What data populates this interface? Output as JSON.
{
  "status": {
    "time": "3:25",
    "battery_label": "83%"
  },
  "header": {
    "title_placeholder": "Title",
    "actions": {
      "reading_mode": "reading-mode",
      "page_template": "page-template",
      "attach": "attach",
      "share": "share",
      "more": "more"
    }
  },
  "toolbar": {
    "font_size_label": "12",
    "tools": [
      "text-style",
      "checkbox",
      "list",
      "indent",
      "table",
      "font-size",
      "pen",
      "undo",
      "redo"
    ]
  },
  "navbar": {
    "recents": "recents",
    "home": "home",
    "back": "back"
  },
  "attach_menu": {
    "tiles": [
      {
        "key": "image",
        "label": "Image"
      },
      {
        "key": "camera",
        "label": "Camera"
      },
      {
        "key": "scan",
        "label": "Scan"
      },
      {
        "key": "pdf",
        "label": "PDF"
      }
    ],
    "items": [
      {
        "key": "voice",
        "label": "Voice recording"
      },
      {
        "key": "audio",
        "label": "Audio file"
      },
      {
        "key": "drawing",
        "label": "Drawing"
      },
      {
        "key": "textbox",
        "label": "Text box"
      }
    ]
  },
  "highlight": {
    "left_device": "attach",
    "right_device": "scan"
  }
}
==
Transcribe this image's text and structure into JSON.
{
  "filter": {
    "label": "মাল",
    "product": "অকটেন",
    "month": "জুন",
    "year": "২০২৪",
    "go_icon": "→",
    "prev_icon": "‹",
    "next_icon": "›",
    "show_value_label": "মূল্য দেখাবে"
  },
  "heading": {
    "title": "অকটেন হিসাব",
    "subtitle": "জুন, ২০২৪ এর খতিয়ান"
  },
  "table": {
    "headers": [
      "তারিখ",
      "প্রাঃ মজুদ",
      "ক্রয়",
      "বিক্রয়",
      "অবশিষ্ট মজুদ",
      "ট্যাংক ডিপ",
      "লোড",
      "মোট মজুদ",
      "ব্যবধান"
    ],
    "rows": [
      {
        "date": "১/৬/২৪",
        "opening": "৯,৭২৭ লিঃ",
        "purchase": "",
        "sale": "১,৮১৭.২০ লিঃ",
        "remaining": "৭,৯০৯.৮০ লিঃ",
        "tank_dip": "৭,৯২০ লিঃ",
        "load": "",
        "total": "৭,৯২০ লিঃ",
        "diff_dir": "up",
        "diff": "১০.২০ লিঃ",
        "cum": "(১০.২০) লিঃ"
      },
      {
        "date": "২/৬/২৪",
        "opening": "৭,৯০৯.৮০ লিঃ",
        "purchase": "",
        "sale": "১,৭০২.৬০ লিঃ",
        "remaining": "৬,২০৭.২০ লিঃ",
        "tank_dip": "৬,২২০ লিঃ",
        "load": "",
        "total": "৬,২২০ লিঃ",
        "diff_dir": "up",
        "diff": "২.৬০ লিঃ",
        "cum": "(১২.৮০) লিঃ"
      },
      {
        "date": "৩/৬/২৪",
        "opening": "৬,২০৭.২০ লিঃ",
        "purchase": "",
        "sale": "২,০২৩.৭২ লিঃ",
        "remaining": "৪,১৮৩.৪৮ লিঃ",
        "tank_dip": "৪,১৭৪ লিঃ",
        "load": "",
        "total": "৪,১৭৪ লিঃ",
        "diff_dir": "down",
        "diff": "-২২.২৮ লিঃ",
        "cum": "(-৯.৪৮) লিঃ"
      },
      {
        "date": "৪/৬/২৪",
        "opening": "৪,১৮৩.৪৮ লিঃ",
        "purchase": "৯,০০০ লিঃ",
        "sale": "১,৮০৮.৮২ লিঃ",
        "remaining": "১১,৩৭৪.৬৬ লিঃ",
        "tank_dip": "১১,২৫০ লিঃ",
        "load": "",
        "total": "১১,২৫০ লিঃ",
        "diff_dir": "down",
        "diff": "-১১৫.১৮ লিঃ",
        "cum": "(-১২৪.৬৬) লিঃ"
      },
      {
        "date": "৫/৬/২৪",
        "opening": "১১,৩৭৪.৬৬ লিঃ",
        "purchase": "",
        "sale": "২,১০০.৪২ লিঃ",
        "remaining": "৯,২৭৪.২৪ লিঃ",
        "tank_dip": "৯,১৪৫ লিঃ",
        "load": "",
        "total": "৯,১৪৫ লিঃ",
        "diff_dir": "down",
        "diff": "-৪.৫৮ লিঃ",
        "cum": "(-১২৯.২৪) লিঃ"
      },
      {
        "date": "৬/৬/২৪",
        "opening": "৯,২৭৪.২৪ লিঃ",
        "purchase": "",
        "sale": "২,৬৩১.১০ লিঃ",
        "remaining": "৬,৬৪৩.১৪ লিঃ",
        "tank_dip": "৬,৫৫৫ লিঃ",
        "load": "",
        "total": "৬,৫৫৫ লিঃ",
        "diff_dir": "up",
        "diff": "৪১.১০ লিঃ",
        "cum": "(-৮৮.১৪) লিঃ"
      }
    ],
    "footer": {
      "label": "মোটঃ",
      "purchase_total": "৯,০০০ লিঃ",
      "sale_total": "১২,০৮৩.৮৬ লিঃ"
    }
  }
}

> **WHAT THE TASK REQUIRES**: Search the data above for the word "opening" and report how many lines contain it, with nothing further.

> **EXERCISE RESPONSE**: 6